Bulgarians head to the polls on Sunday (12 May) to elect a new Parliament nearly three months after public outrage forced the government to resign. The snap election comes amid the fallout of a wiretapping scandal that exposed abuse of power.
During street protests in January and February, sparked in part by high energy costs and general economic malaise, six people in different cities set themselves on fire and five died of their burns.
The protests forced Boyko Borissov’s government to resign.

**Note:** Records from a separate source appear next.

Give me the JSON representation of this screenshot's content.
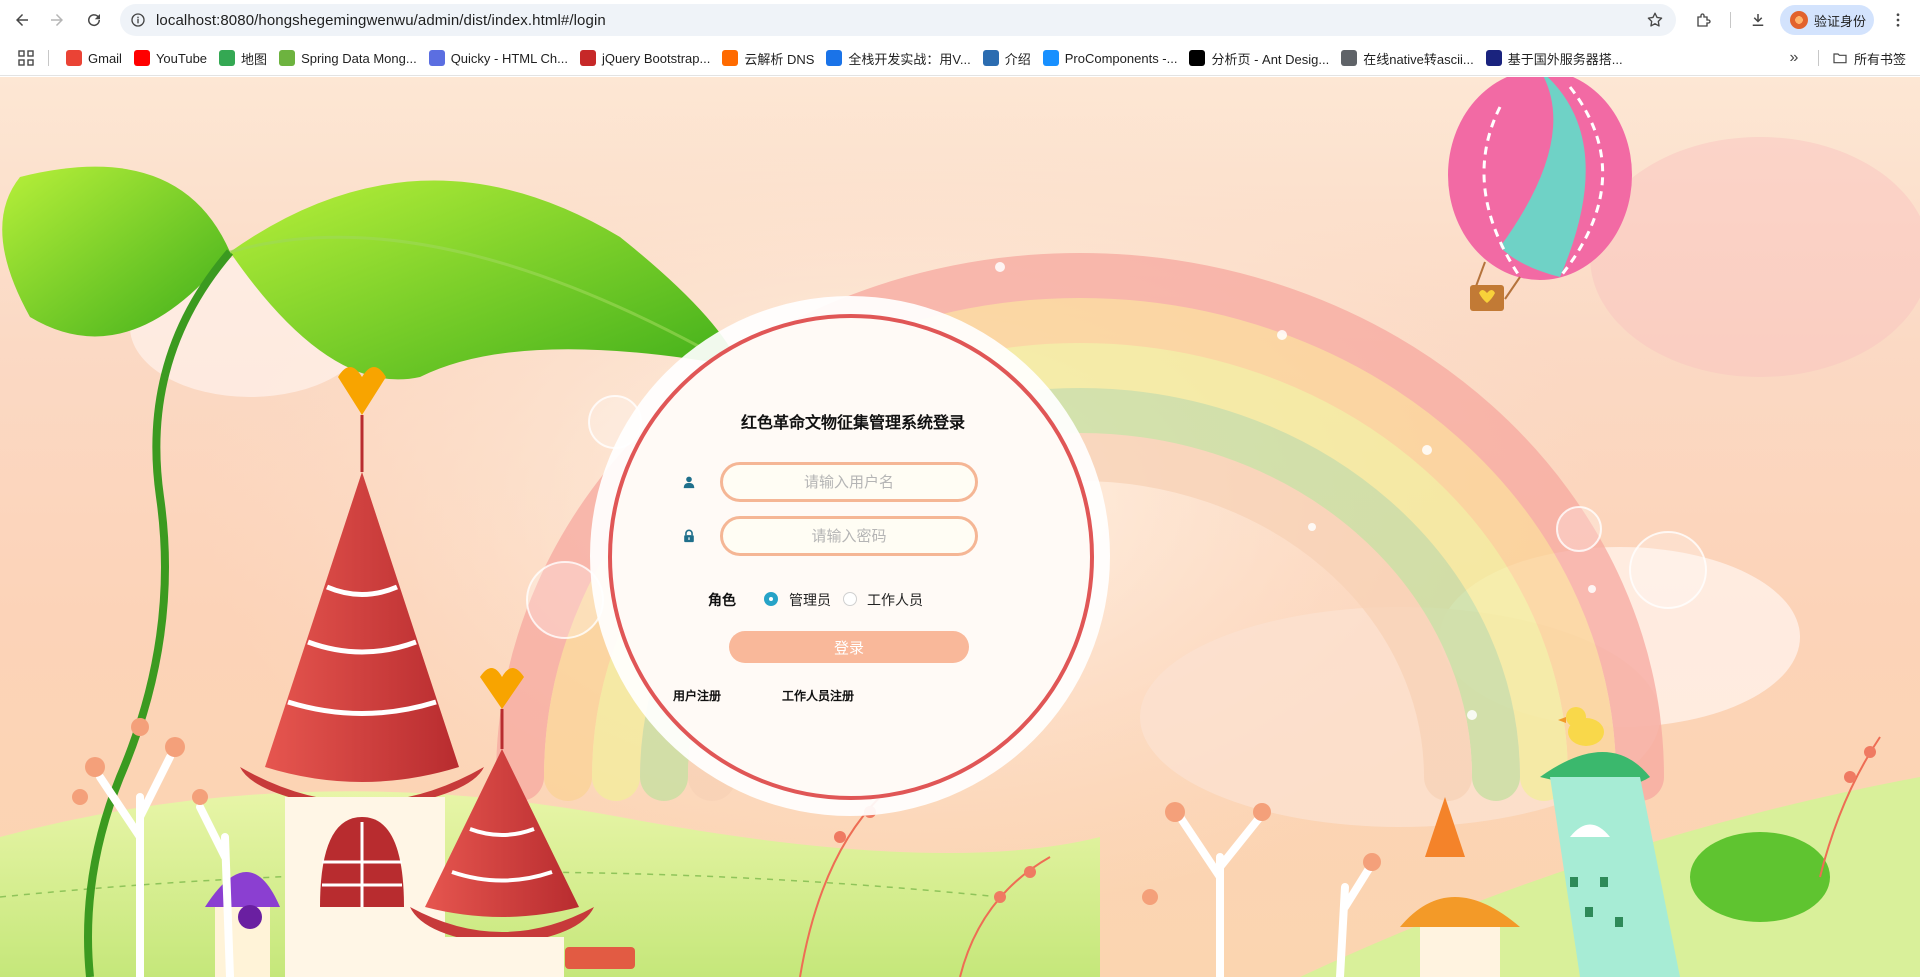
{
  "browser": {
    "url": "localhost:8080/hongshegemingwenwu/admin/dist/index.html#/login",
    "profile_label": "验证身份",
    "bookmarks": [
      {
        "label": "Gmail",
        "icon": "gmail-icon",
        "color": "#ea4335"
      },
      {
        "label": "YouTube",
        "icon": "youtube-icon",
        "color": "#ff0000"
      },
      {
        "label": "地图",
        "icon": "maps-icon",
        "color": "#34a853"
      },
      {
        "label": "Spring Data Mong...",
        "icon": "spring-icon",
        "color": "#6db33f"
      },
      {
        "label": "Quicky - HTML Ch...",
        "icon": "quicky-icon",
        "color": "#5b6ee1"
      },
      {
        "label": "jQuery Bootstrap...",
        "icon": "jquery-icon",
        "color": "#c62828"
      },
      {
        "label": "云解析 DNS",
        "icon": "aliyun-icon",
        "color": "#ff6a00"
      },
      {
        "label": "全栈开发实战：用V...",
        "icon": "m-icon",
        "color": "#1a73e8"
      },
      {
        "label": "介绍",
        "icon": "intro-icon",
        "color": "#2b6cb0"
      },
      {
        "label": "ProComponents -...",
        "icon": "procomponents-icon",
        "color": "#1890ff"
      },
      {
        "label": "分析页 - Ant Desig...",
        "icon": "pro-icon",
        "color": "#000000"
      },
      {
        "label": "在线native转ascii...",
        "icon": "globe-icon",
        "color": "#5f6368"
      },
      {
        "label": "基于国外服务器搭...",
        "icon": "server-icon",
        "color": "#1a237e"
      }
    ],
    "all_bookmarks": "所有书签"
  },
  "login": {
    "title": "红色革命文物征集管理系统登录",
    "username_placeholder": "请输入用户名",
    "password_placeholder": "请输入密码",
    "role_label": "角色",
    "roles": [
      {
        "label": "管理员",
        "checked": true
      },
      {
        "label": "工作人员",
        "checked": false
      }
    ],
    "login_button": "登录",
    "register_user": "用户注册",
    "register_staff": "工作人员注册"
  },
  "colors": {
    "accent": "#27a3c7",
    "card_border": "#e05656",
    "input_border": "#f5b695",
    "button_bg": "#f9b89a"
  }
}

Bulgaria’s political landscape is dominated by two parties. The first is Borissov’s GERB (Citizens for a European Development of Bulgaria), a party built around his personality and affiliated with the centre-right European Peoples’ Party. The second one is the Bulgarian Socialist Party (BSP) led by Sergei Stanishev, who is the leader of the Party of European Socialists (PES).
GERB enjoyed a comfortable lead over BSP by the time the mass protests started at the beginning of the year, but this time around polls gave each party around 20% of the vote.
Two other political players are certain of being represented in the next parliament. The first is the Movement of Rights and Freedoms (DPS), a party traditionally representing Bulgaria's Turkish and Muslim population as well as those living in Turkey. It is led by Lyutvi Mestan, who recently replaced its long-time leader Ahmed Dogan. The other is the nationalist ATAKA party, led by former journalist Volen Siderov, seen by many as “the opposite number” of DPS. ATAKA and DPS get around 8-9%.
Most opinion polls consider that the Bulgaria for Citizens party of former EU Commissioner Meglena Kuneva will pass the 4% threshold and make its appearance in parliament. For other parties, such as the traditional centre-right party DSB of former Prime Minister Ivan Kostov, the parliamentary future looks uncertain.
GERB's declining popularity is largely explained by the unfolding wiretapping scandal, dubbed by the news media as ‘the Bulgarian Watergate’.
If the wiretapping allegations prove to be true, Borissov’s government would have monitored many of the major political figures in the country. President Rossen Plevneliev and EU Commissioner Kristalina Georgieva were among those reportedly tapped.
In recent developments, a minister from the GERB government, Miroslav Naydenov, confirmed that all ministers and other personalities were illegally monitored by former Interior Minister Tsvetan Tsvetanov, who is the No. 2 in the party after Borissov and the engineer of GERB’s election campaign.
Unauthorised wiretapping was widespread under Borissov, Prosecutor General Sotir Tsatsarov said. His office conducted interrogations of Borissov and Tzvetanov, who was charged on 30 April in connection with the wiretapping.
Tzvetanov enjoys immunity as an election candidate.
Borissov dismissed the wiretapping allegations, though in a rare TV appearance on 5 May he suggested that he would get rid of Tzetanov “if he has made a mistake”.
Tzevatnov has denied any wrongdoing, but as he was interrogated again by prosecutors on 9 May, he accused Stanishev, when he was prime minister, of having “bought” his post as leader of PES by awarding a contract for printing the new Bulgarian identity documents in 2009 to German company Siemens.
Tsvetanov alleged that there was a link between the wife of Austrian Social Democrat MEP Hannes Swoboda, who works for Siemens, and Stanishev’s “election as PES leader by Swoboda”.
Stanishev retorted that he would relinquish his immunity as a candidate for parliament, calling on Tsvetanov to do the same. Speaking on the Bulgarian national radio, Swoboda called Tsvetanov’s allegations “ugly lies”, adding that Stanishev was nominated as PES leader by Danish politician Poul Nyrup Rasmussen and elected at the PES Congress with 90% of the vote.
For the first time in Bulgaria’s modern history, little debate took place during the campaign and party leaders did not jostle on public television. More than 250 foreign observers have arrived in the country, which has a record of vote-buying and electoral fraud.
BSP and four other opposition parties have made preparations for an independent parallel vote count.
Analysts say that cobbling together a new government will be a daunting task, saying the country could become ungovernable if one or more major political players refuse to accept the election result. Some commentators already forecast another general election in autumn.
In February, the European Parliament debated the state of democracy in Bulgaria, describing it as the "weak link" in the EU and a threat to European values across the continent.